Let's look at a few scenarios.
-You're in class and it is time for you to present your new work. You pin the prints up. You say that you're not sure about this print or that one. You can't state with clarity what your project is about. You're not sure of the sequence or in the printing of the works, are indecisive about their size, not sure whether they should be in black and white or color.We know how this class is going to turn out.
-You've made an appointment to show the new gallery in town your work. The night before you've driven your family nuts with your problem about which prints to bring. At the presentation you talk a lot and try to explain the compromises in the making of the pictures; this telephone pole was in the way, just before this photograph was made there was this wonderful moment (which you missed), this is the best print you could make from this underexposed frame, you felt this picture needed to be in the portfolio even though it is a little out of focus, etc. We know how this interview is going to turn out.
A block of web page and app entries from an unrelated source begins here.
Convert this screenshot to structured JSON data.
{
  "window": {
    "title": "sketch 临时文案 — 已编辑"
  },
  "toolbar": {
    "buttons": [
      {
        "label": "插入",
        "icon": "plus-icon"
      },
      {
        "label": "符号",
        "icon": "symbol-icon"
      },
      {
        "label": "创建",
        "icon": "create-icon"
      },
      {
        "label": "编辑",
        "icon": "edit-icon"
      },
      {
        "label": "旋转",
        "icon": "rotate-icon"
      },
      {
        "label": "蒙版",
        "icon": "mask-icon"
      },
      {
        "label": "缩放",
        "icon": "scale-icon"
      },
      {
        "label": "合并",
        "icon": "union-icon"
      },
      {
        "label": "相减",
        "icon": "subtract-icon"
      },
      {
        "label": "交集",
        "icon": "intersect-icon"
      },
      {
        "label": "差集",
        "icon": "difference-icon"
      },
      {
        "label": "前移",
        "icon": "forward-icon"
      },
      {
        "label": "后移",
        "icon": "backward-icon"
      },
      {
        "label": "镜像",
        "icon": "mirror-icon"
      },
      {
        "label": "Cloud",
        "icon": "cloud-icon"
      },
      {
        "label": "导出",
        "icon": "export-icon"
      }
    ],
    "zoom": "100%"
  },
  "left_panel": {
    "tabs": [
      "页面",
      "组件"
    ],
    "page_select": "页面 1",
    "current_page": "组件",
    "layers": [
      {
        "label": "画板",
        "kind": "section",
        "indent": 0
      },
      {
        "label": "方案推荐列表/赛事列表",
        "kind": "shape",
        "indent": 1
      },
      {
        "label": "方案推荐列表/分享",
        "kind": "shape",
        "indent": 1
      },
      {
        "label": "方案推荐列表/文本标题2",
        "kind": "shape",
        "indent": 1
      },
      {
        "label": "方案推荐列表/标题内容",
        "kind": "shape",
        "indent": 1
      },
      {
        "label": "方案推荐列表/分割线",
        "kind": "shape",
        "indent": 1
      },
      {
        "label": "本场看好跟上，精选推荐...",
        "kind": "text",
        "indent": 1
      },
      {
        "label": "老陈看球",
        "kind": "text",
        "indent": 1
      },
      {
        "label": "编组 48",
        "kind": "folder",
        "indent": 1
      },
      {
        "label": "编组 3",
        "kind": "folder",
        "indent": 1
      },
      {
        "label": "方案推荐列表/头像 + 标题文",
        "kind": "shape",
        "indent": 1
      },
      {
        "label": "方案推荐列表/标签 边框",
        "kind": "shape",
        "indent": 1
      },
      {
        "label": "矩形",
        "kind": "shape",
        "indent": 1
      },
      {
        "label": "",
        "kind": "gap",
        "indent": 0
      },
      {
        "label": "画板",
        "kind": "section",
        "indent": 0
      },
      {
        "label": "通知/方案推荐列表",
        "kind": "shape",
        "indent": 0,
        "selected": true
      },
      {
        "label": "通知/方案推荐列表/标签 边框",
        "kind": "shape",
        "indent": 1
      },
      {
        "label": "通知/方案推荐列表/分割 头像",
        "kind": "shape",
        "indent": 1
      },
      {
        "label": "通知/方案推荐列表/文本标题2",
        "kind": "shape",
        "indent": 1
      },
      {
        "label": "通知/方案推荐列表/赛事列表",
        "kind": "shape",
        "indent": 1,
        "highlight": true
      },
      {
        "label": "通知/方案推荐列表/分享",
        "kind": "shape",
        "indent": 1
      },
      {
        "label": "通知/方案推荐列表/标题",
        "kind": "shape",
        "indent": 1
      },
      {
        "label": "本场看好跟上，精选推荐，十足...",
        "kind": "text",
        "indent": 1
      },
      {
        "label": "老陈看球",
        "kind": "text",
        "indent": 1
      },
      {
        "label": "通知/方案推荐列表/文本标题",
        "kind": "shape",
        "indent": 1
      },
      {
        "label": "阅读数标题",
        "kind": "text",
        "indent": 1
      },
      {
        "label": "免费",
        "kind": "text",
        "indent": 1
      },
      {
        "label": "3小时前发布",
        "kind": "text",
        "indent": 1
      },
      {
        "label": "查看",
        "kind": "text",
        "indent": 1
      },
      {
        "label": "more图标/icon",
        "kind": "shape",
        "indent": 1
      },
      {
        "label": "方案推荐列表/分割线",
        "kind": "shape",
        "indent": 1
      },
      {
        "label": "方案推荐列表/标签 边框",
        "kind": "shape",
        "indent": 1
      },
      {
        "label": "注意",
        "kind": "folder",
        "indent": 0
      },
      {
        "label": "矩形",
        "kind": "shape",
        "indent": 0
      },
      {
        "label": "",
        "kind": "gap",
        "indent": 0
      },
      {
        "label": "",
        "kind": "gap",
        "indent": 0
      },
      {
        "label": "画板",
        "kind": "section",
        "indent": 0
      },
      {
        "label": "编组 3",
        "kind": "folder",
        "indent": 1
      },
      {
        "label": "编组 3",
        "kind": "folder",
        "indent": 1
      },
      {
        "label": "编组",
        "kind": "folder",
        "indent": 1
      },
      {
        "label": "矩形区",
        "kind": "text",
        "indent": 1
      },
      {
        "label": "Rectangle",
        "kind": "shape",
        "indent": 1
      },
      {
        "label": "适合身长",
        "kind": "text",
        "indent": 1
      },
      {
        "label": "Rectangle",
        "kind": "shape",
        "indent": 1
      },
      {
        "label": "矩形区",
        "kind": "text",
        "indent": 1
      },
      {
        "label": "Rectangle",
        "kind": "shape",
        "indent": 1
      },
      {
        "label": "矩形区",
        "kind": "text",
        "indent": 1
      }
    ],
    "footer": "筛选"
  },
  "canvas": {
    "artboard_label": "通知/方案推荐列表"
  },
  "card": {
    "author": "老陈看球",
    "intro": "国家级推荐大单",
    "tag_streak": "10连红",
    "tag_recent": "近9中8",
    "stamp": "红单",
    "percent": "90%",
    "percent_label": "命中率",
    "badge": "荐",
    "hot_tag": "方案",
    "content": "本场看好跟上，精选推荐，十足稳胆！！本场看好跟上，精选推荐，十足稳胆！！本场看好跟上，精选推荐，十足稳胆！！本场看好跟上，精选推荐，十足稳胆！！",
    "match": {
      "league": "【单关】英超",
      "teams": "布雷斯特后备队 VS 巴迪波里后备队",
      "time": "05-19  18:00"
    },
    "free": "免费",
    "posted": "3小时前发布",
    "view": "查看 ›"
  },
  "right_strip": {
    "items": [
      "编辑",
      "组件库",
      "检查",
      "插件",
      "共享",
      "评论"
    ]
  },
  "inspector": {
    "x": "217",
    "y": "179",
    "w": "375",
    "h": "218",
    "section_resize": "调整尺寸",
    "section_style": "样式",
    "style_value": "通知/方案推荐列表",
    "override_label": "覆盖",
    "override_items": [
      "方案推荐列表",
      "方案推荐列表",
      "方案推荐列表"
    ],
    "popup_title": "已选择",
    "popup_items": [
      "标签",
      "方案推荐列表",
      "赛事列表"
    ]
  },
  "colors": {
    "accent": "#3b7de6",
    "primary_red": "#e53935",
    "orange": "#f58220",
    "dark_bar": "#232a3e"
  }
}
-You're helping hang your new show. You're not sure if the sequence should run left to right or right to left. You try double stacking the framed prints but can't tell if that's a good idea or not. You've printed two versions of one image but can't decide which one to use. During the day you ask the gallery staff for their opinions (which vary widely) from the owner all the way down to the intern delivering coffee. At the opening the next week you are sure you've sequenced the prints wrong and that the mistake kills the show. We know how this show is going to turn out.
Or, while working on your new project you seek advice, opinion and response but filter these opinions with your conviction about the work's direction and execution.
You ask for help editing the work and listen hard to what your trusted colleagues say.
You know when the project is finished but are open to different interpretations.
You begin to show it around; a colleague, a gallery owner, a museum curator, an editor. Although rejected by some you carry on, sure of the rightness of the work. Their opinion matters but does not dissuade you about the efficacy of the work. In thinking of the reactions you're getting you go back through the work and make a few revisions, change the sequence by one image, and reprint a couple of prints.
At some point, quite simply, you move on as you've begun working on a new project and you are eager to acquire the pictures.
1 1/2 years later you get a call from the museum curator who wants to include the project in a three person show of work by artists working within the same idea as yours. And, oh yes, they are printing a catalogue of the show.
I believe that doubt is the self fulfilling prophecy of failure in making art. I would rather see clear and bold total wrongness in a project than a project riddled with self doubt, misgivings and apprehensions.
Look, being an artist is an egotistical thing. Making art is essentially putting yourself out there for all to see. Of course, they're going to be critical. Taking lumps comes with the position, my friends. If you can't stand being in someone's cross hairs maybe it's time to consider what your real objectives are.
The other thing that's critical here, as a foundation by which you can build up into work that embodies self confidence, is the realization that all the responses, reactions, reviews, critiques and evaluations don't mean anything, for you really need to make the work to make the work. Making work for praise is not good, for with this you are beginning to fall into a very large trap. This is radical and please know that I am looking through a prism of making art with aspiration to a high level. Those that make work to garner positive reactions, reviews, sales, etc. are sunk. I don't believe an artist should make work by calculation, by thinking through steps necessary to achieve a certain goal.
Doubt. Throw it out.
Calculation. Next up in the series.